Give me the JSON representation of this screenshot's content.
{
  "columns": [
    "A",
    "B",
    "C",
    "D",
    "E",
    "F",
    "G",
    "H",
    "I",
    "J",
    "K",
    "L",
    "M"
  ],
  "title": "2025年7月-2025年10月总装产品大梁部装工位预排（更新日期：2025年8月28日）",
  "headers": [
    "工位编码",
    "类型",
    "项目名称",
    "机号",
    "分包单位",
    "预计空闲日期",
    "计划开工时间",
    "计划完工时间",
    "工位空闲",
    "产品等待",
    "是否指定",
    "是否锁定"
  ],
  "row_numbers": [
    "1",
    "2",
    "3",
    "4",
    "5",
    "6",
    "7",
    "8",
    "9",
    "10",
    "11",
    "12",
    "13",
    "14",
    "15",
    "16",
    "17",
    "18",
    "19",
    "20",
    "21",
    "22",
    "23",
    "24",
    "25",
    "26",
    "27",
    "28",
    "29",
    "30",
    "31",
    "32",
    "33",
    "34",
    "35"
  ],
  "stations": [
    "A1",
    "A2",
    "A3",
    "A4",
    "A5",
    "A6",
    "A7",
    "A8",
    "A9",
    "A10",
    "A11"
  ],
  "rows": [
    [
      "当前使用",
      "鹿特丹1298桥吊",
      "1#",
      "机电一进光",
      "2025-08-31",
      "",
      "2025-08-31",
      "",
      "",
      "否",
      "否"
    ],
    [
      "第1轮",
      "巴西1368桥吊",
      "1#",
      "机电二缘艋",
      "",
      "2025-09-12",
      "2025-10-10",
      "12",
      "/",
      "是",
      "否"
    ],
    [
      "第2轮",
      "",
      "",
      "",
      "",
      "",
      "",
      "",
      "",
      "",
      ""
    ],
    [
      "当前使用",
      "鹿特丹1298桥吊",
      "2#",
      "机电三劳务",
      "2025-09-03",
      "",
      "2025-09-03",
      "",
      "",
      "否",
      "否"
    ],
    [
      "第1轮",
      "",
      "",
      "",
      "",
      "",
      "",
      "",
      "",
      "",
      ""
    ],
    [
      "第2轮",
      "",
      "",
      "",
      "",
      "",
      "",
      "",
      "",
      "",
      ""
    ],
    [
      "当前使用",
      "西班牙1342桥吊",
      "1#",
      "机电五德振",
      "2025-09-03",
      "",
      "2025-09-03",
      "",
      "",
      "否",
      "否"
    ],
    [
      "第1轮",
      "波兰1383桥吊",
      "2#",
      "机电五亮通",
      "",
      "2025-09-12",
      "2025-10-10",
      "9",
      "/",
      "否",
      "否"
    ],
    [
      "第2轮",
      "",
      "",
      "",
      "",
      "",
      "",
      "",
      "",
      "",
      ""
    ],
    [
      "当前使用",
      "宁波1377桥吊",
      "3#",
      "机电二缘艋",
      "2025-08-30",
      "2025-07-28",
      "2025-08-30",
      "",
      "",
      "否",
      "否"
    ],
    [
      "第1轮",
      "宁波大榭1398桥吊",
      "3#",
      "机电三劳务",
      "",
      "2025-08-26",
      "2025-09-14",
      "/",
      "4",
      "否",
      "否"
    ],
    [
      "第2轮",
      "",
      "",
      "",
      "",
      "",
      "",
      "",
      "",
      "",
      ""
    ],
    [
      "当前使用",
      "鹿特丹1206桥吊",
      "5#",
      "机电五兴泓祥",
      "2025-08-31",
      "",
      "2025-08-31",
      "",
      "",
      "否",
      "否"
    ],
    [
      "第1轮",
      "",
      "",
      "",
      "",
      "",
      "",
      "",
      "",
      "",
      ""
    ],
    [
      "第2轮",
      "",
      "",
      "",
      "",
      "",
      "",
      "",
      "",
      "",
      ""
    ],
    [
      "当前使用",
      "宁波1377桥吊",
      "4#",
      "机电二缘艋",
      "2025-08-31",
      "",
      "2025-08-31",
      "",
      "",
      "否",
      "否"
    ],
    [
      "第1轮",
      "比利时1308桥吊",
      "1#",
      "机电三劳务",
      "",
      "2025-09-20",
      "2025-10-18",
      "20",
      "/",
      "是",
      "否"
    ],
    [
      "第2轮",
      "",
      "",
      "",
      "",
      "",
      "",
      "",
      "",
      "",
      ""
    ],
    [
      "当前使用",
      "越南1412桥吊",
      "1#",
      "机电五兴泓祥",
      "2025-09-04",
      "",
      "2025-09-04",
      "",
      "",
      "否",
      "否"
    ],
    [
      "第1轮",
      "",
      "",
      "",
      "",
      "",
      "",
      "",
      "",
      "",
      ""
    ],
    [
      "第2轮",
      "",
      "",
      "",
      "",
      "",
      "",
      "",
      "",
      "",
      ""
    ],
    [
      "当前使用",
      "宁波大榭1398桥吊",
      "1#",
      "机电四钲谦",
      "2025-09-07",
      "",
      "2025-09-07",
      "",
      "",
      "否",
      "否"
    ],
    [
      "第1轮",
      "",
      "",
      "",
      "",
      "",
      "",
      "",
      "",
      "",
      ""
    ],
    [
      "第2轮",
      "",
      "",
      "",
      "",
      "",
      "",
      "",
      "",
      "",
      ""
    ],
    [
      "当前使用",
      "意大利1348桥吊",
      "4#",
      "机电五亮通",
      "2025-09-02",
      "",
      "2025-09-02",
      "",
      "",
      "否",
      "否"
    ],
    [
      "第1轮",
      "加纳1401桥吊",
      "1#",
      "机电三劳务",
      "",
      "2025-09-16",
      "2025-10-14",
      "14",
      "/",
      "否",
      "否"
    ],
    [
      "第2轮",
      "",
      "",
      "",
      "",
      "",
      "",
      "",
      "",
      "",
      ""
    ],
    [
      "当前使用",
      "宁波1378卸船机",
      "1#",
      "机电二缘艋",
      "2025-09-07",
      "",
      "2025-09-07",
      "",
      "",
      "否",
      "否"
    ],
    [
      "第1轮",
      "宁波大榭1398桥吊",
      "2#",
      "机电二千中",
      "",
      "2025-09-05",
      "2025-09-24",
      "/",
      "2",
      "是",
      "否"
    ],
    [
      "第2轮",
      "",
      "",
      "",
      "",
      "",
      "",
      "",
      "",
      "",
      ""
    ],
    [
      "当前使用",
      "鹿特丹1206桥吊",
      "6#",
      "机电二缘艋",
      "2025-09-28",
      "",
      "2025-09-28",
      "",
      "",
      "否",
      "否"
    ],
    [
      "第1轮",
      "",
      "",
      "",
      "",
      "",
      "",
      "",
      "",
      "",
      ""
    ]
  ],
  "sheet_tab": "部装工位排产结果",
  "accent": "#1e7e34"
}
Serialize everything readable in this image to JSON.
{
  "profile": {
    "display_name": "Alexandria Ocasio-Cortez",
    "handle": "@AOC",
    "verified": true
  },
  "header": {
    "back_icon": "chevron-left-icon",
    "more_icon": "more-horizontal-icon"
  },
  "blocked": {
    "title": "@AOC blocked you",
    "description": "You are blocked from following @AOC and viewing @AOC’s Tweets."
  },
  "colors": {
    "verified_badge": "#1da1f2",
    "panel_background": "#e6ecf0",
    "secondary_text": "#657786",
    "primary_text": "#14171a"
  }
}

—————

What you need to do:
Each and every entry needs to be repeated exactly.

Exercise result:
Give me the JSON representation of this screenshot's content.
{
  "columns": [
    "A",
    "B",
    "C",
    "D",
    "E",
    "F",
    "G",
    "H",
    "I",
    "J",
    "K",
    "L",
    "M"
  ],
  "title": "2025年7月-2025年10月总装产品大梁部装工位预排（更新日期：2025年8月28日）",
  "headers": [
    "工位编码",
    "类型",
    "项目名称",
    "机号",
    "分包单位",
    "预计空闲日期",
    "计划开工时间",
    "计划完工时间",
    "工位空闲",
    "产品等待",
    "是否指定",
    "是否锁定"
  ],
  "row_numbers": [
    "1",
    "2",
    "3",
    "4",
    "5",
    "6",
    "7",
    "8",
    "9",
    "10",
    "11",
    "12",
    "13",
    "14",
    "15",
    "16",
    "17",
    "18",
    "19",
    "20",
    "21",
    "22",
    "23",
    "24",
    "25",
    "26",
    "27",
    "28",
    "29",
    "30",
    "31",
    "32",
    "33",
    "34",
    "35"
  ],
  "stations": [
    "A1",
    "A2",
    "A3",
    "A4",
    "A5",
    "A6",
    "A7",
    "A8",
    "A9",
    "A10",
    "A11"
  ],
  "rows": [
    [
      "当前使用",
      "鹿特丹1298桥吊",
      "1#",
      "机电一进光",
      "2025-08-31",
      "",
      "2025-08-31",
      "",
      "",
      "否",
      "否"
    ],
    [
      "第1轮",
      "巴西1368桥吊",
      "1#",
      "机电二缘艋",
      "",
      "2025-09-12",
      "2025-10-10",
      "12",
      "/",
      "是",
      "否"
    ],
    [
      "第2轮",
      "",
      "",
      "",
      "",
      "",
      "",
      "",
      "",
      "",
      ""
    ],
    [
      "当前使用",
      "鹿特丹1298桥吊",
      "2#",
      "机电三劳务",
      "2025-09-03",
      "",
      "2025-09-03",
      "",
      "",
      "否",
      "否"
    ],
    [
      "第1轮",
      "",
      "",
      "",
      "",
      "",
      "",
      "",
      "",
      "",
      ""
    ],
    [
      "第2轮",
      "",
      "",
      "",
      "",
      "",
      "",
      "",
      "",
      "",
      ""
    ],
    [
      "当前使用",
      "西班牙1342桥吊",
      "1#",
      "机电五德振",
      "2025-09-03",
      "",
      "2025-09-03",
      "",
      "",
      "否",
      "否"
    ],
    [
      "第1轮",
      "波兰1383桥吊",
      "2#",
      "机电五亮通",
      "",
      "2025-09-12",
      "2025-10-10",
      "9",
      "/",
      "否",
      "否"
    ],
    [
      "第2轮",
      "",
      "",
      "",
      "",
      "",
      "",
      "",
      "",
      "",
      ""
    ],
    [
      "当前使用",
      "宁波1377桥吊",
      "3#",
      "机电二缘艋",
      "2025-08-30",
      "2025-07-28",
      "2025-08-30",
      "",
      "",
      "否",
      "否"
    ],
    [
      "第1轮",
      "宁波大榭1398桥吊",
      "3#",
      "机电三劳务",
      "",
      "2025-08-26",
      "2025-09-14",
      "/",
      "4",
      "否",
      "否"
    ],
    [
      "第2轮",
      "",
      "",
      "",
      "",
      "",
      "",
      "",
      "",
      "",
      ""
    ],
    [
      "当前使用",
      "鹿特丹1206桥吊",
      "5#",
      "机电五兴泓祥",
      "2025-08-31",
      "",
      "2025-08-31",
      "",
      "",
      "否",
      "否"
    ],
    [
      "第1轮",
      "",
      "",
      "",
      "",
      "",
      "",
      "",
      "",
      "",
      ""
    ],
    [
      "第2轮",
      "",
      "",
      "",
      "",
      "",
      "",
      "",
      "",
      "",
      ""
    ],
    [
      "当前使用",
      "宁波1377桥吊",
      "4#",
      "机电二缘艋",
      "2025-08-31",
      "",
      "2025-08-31",
      "",
      "",
      "否",
      "否"
    ],
    [
      "第1轮",
      "比利时1308桥吊",
      "1#",
      "机电三劳务",
      "",
      "2025-09-20",
      "2025-10-18",
      "20",
      "/",
      "是",
      "否"
    ],
    [
      "第2轮",
      "",
      "",
      "",
      "",
      "",
      "",
      "",
      "",
      "",
      ""
    ],
    [
      "当前使用",
      "越南1412桥吊",
      "1#",
      "机电五兴泓祥",
      "2025-09-04",
      "",
      "2025-09-04",
      "",
      "",
      "否",
      "否"
    ],
    [
      "第1轮",
      "",
      "",
      "",
      "",
      "",
      "",
      "",
      "",
      "",
      ""
    ],
    [
      "第2轮",
      "",
      "",
      "",
      "",
      "",
      "",
      "",
      "",
      "",
      ""
    ],
    [
      "当前使用",
      "宁波大榭1398桥吊",
      "1#",
      "机电四钲谦",
      "2025-09-07",
      "",
      "2025-09-07",
      "",
      "",
      "否",
      "否"
    ],
    [
      "第1轮",
      "",
      "",
      "",
      "",
      "",
      "",
      "",
      "",
      "",
      ""
    ],
    [
      "第2轮",
      "",
      "",
      "",
      "",
      "",
      "",
      "",
      "",
      "",
      ""
    ],
    [
      "当前使用",
      "意大利1348桥吊",
      "4#",
      "机电五亮通",
      "2025-09-02",
      "",
      "2025-09-02",
      "",
      "",
      "否",
      "否"
    ],
    [
      "第1轮",
      "加纳1401桥吊",
      "1#",
      "机电三劳务",
      "",
      "2025-09-16",
      "2025-10-14",
      "14",
      "/",
      "否",
      "否"
    ],
    [
      "第2轮",
      "",
      "",
      "",
      "",
      "",
      "",
      "",
      "",
      "",
      ""
    ],
    [
      "当前使用",
      "宁波1378卸船机",
      "1#",
      "机电二缘艋",
      "2025-09-07",
      "",
      "2025-09-07",
      "",
      "",
      "否",
      "否"
    ],
    [
      "第1轮",
      "宁波大榭1398桥吊",
      "2#",
      "机电二千中",
      "",
      "2025-09-05",
      "2025-09-24",
      "/",
      "2",
      "是",
      "否"
    ],
    [
      "第2轮",
      "",
      "",
      "",
      "",
      "",
      "",
      "",
      "",
      "",
      ""
    ],
    [
      "当前使用",
      "鹿特丹1206桥吊",
      "6#",
      "机电二缘艋",
      "2025-09-28",
      "",
      "2025-09-28",
      "",
      "",
      "否",
      "否"
    ],
    [
      "第1轮",
      "",
      "",
      "",
      "",
      "",
      "",
      "",
      "",
      "",
      ""
    ]
  ],
  "sheet_tab": "部装工位排产结果",
  "accent": "#1e7e34"
}
Serialize everything readable in this image to JSON.
{
  "profile": {
    "display_name": "Alexandria Ocasio-Cortez",
    "handle": "@AOC",
    "verified": true
  },
  "header": {
    "back_icon": "chevron-left-icon",
    "more_icon": "more-horizontal-icon"
  },
  "blocked": {
    "title": "@AOC blocked you",
    "description": "You are blocked from following @AOC and viewing @AOC’s Tweets."
  },
  "colors": {
    "verified_badge": "#1da1f2",
    "panel_background": "#e6ecf0",
    "secondary_text": "#657786",
    "primary_text": "#14171a"
  }
}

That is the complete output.